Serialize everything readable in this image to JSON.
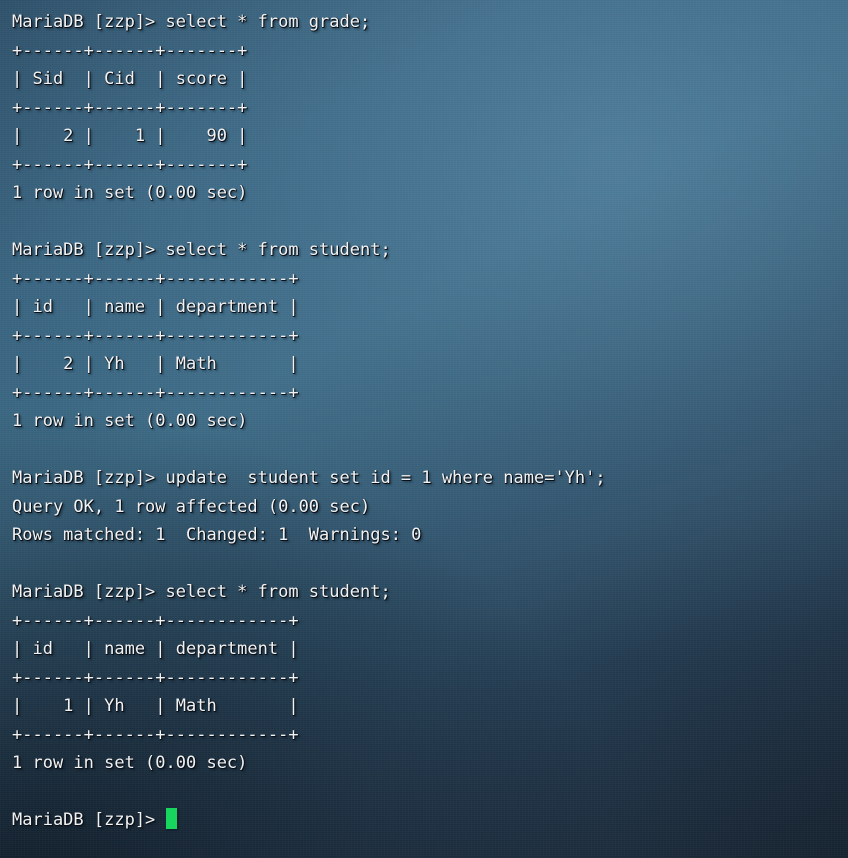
{
  "terminal": {
    "app": "MariaDB client",
    "prompt": "MariaDB [zzp]>",
    "database": "zzp",
    "colors": {
      "text": "#f2f2f2",
      "cursor": "#18d55d",
      "background_light": "#3a6782",
      "background_dark": "#1c2836"
    },
    "cursor_glyph": "block-cursor"
  },
  "lines": [
    "MariaDB [zzp]> select * from grade;",
    "+------+------+-------+",
    "| Sid  | Cid  | score |",
    "+------+------+-------+",
    "|    2 |    1 |    90 |",
    "+------+------+-------+",
    "1 row in set (0.00 sec)",
    "",
    "MariaDB [zzp]> select * from student;",
    "+------+------+------------+",
    "| id   | name | department |",
    "+------+------+------------+",
    "|    2 | Yh   | Math       |",
    "+------+------+------------+",
    "1 row in set (0.00 sec)",
    "",
    "MariaDB [zzp]> update  student set id = 1 where name='Yh';",
    "Query OK, 1 row affected (0.00 sec)",
    "Rows matched: 1  Changed: 1  Warnings: 0",
    "",
    "MariaDB [zzp]> select * from student;",
    "+------+------+------------+",
    "| id   | name | department |",
    "+------+------+------------+",
    "|    1 | Yh   | Math       |",
    "+------+------+------------+",
    "1 row in set (0.00 sec)",
    ""
  ],
  "final_prompt": "MariaDB [zzp]> ",
  "queries": [
    {
      "statement": "select * from grade;",
      "table": "grade",
      "columns": [
        "Sid",
        "Cid",
        "score"
      ],
      "rows": [
        [
          "2",
          "1",
          "90"
        ]
      ],
      "status": "1 row in set (0.00 sec)"
    },
    {
      "statement": "select * from student;",
      "table": "student",
      "columns": [
        "id",
        "name",
        "department"
      ],
      "rows": [
        [
          "2",
          "Yh",
          "Math"
        ]
      ],
      "status": "1 row in set (0.00 sec)"
    },
    {
      "statement": "update  student set id = 1 where name='Yh';",
      "table": "student",
      "status": "Query OK, 1 row affected (0.00 sec)",
      "detail": "Rows matched: 1  Changed: 1  Warnings: 0"
    },
    {
      "statement": "select * from student;",
      "table": "student",
      "columns": [
        "id",
        "name",
        "department"
      ],
      "rows": [
        [
          "1",
          "Yh",
          "Math"
        ]
      ],
      "status": "1 row in set (0.00 sec)"
    }
  ]
}
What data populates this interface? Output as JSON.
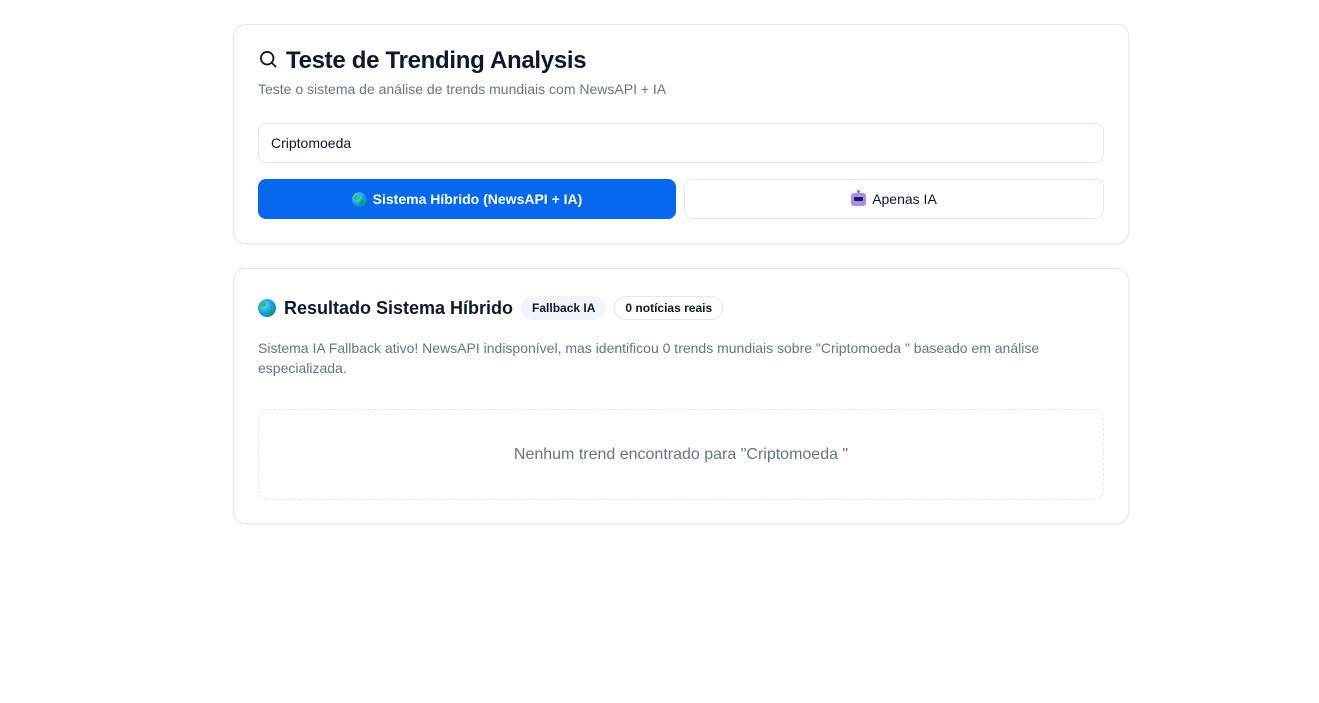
{
  "test_card": {
    "icon": "search-icon",
    "title": "Teste de Trending Analysis",
    "subtitle": "Teste o sistema de análise de trends mundiais com NewsAPI + IA",
    "query_value": "Criptomoeda",
    "hybrid_button_label": "Sistema Híbrido (NewsAPI + IA)",
    "hybrid_button_icon": "globe-icon",
    "ia_button_label": "Apenas IA",
    "ia_button_icon": "robot-icon",
    "accent_color": "#0568ef"
  },
  "result_card": {
    "icon": "globe-icon",
    "title": "Resultado Sistema Híbrido",
    "badges": [
      "Fallback IA",
      "0 notícias reais"
    ],
    "description": "Sistema IA Fallback ativo! NewsAPI indisponível, mas identificou 0 trends mundiais sobre \"Criptomoeda \" baseado em análise especializada.",
    "empty_message": "Nenhum trend encontrado para \"Criptomoeda \""
  }
}
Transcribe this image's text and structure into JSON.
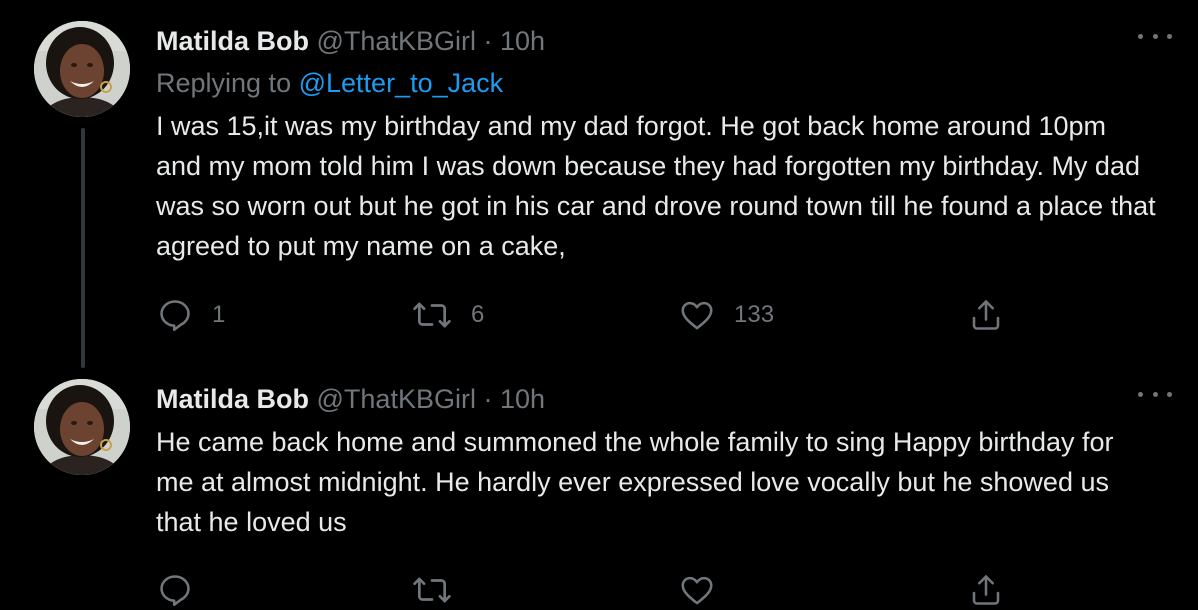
{
  "tweets": [
    {
      "name": "Matilda Bob",
      "handle": "@ThatKBGirl",
      "separator": "·",
      "time": "10h",
      "replying_prefix": "Replying to",
      "replying_to": "@Letter_to_Jack",
      "text": "I was 15,it was my birthday and my dad forgot. He got back home around 10pm and my mom told him I was down because they had forgotten my birthday. My dad was so worn out but he got in his car and drove round town till he found a place that agreed to put my name on a cake,",
      "replies": "1",
      "retweets": "6",
      "likes": "133"
    },
    {
      "name": "Matilda Bob",
      "handle": "@ThatKBGirl",
      "separator": "·",
      "time": "10h",
      "text": "He came back home and summoned the whole family to sing Happy birthday for me at almost midnight. He hardly ever expressed love vocally but he showed us that he loved us"
    }
  ],
  "icons": {
    "reply": "reply-icon",
    "retweet": "retweet-icon",
    "like": "heart-icon",
    "share": "share-icon",
    "more": "more-icon"
  },
  "colors": {
    "background": "#000000",
    "text": "#e7e9ea",
    "muted": "#71767b",
    "link": "#1d9bf0",
    "thread_line": "#333639"
  }
}
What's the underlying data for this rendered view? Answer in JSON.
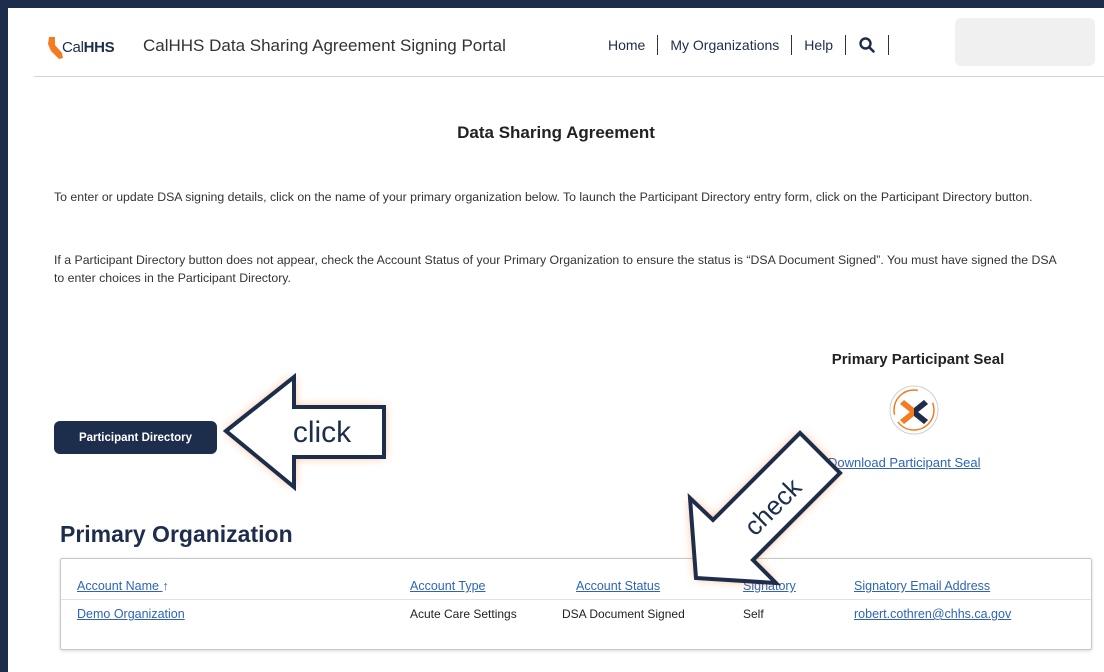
{
  "header": {
    "logo": {
      "cal": "Cal",
      "hhs": "HHS"
    },
    "portal_title": "CalHHS Data Sharing Agreement Signing Portal",
    "nav": {
      "home": "Home",
      "my_organizations": "My Organizations",
      "help": "Help",
      "search_icon": "search-icon"
    }
  },
  "main": {
    "title": "Data Sharing Agreement",
    "intro1": "To enter or update DSA signing details, click on the name of your primary organization below. To launch the Participant Directory entry form, click on the Participant Directory button.",
    "intro2": "If a Participant Directory button does not appear, check the Account Status of your Primary Organization to ensure the status is “DSA Document Signed”. You must have signed the DSA to enter choices in the Participant Directory.",
    "participant_directory_button": "Participant Directory",
    "seal": {
      "title": "Primary Participant Seal",
      "download_link": "Download Participant Seal"
    }
  },
  "primary_organization": {
    "heading": "Primary Organization",
    "columns": [
      "Account Name",
      "Account Type",
      "Account Status",
      "Signatory",
      "Signatory Email Address"
    ],
    "sort_indicator": "↑",
    "rows": [
      {
        "account_name": "Demo Organization",
        "account_type": "Acute Care Settings",
        "account_status": "DSA Document Signed",
        "signatory": "Self",
        "email": "robert.cothren@chhs.ca.gov"
      }
    ]
  },
  "annotations": {
    "click_label": "click",
    "check_label": "check",
    "arrow_fill": "#ffffff",
    "arrow_stroke": "#1d2d4c",
    "glow": "#f7934c"
  },
  "colors": {
    "brand_navy": "#1d2d4c",
    "link_blue": "#2e64b8",
    "logo_orange": "#f47b20"
  }
}
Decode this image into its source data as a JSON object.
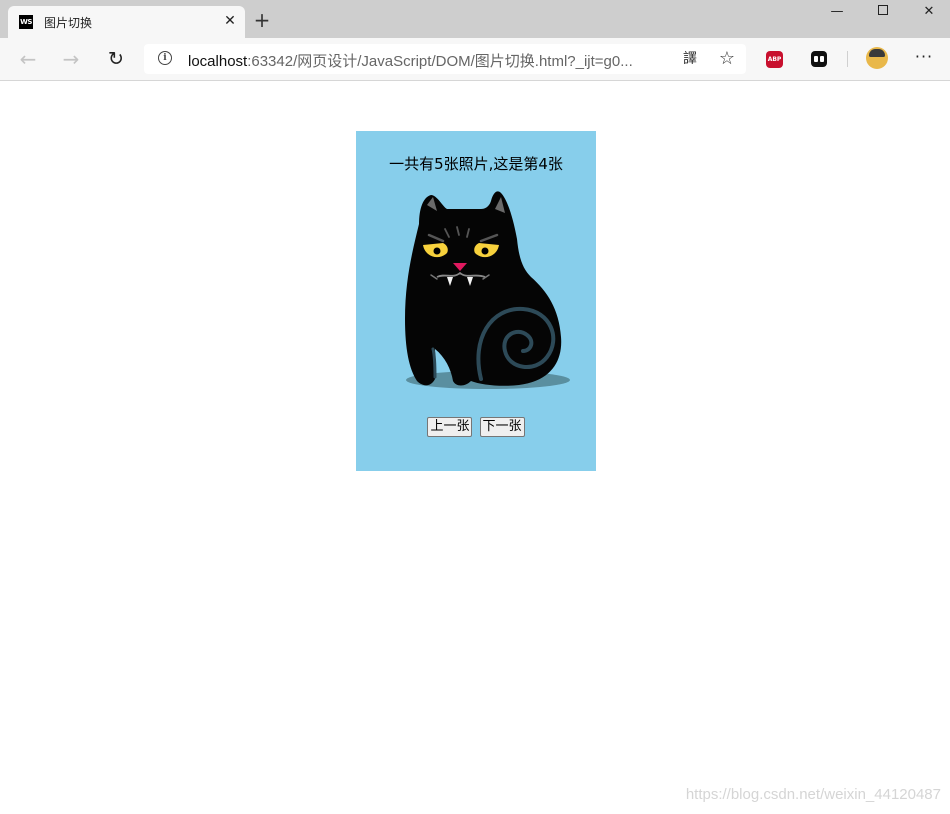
{
  "browser": {
    "tab": {
      "favicon_text": "WS",
      "title": "图片切换",
      "close_glyph": "✕"
    },
    "new_tab_glyph": "+",
    "window_controls": {
      "minimize": "—",
      "close": "✕"
    },
    "nav": {
      "back": "←",
      "forward": "→",
      "reload": "↻"
    },
    "address": {
      "host": "localhost",
      "path": ":63342/网页设计/JavaScript/DOM/图片切换.html?_ijt=g0..."
    },
    "icons": {
      "info": "i",
      "translate": "譯",
      "favorite": "☆",
      "abp_text": "ABP",
      "menu": "···"
    }
  },
  "page": {
    "caption": "一共有5张照片,这是第4张",
    "image_alt": "black-cat-illustration",
    "prev_button": "上一张",
    "next_button": "下一张",
    "background_color": "#87ceeb"
  },
  "watermark": "https://blog.csdn.net/weixin_44120487"
}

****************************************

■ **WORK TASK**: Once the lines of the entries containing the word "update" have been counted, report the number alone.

■ **TASK RESULT**: 3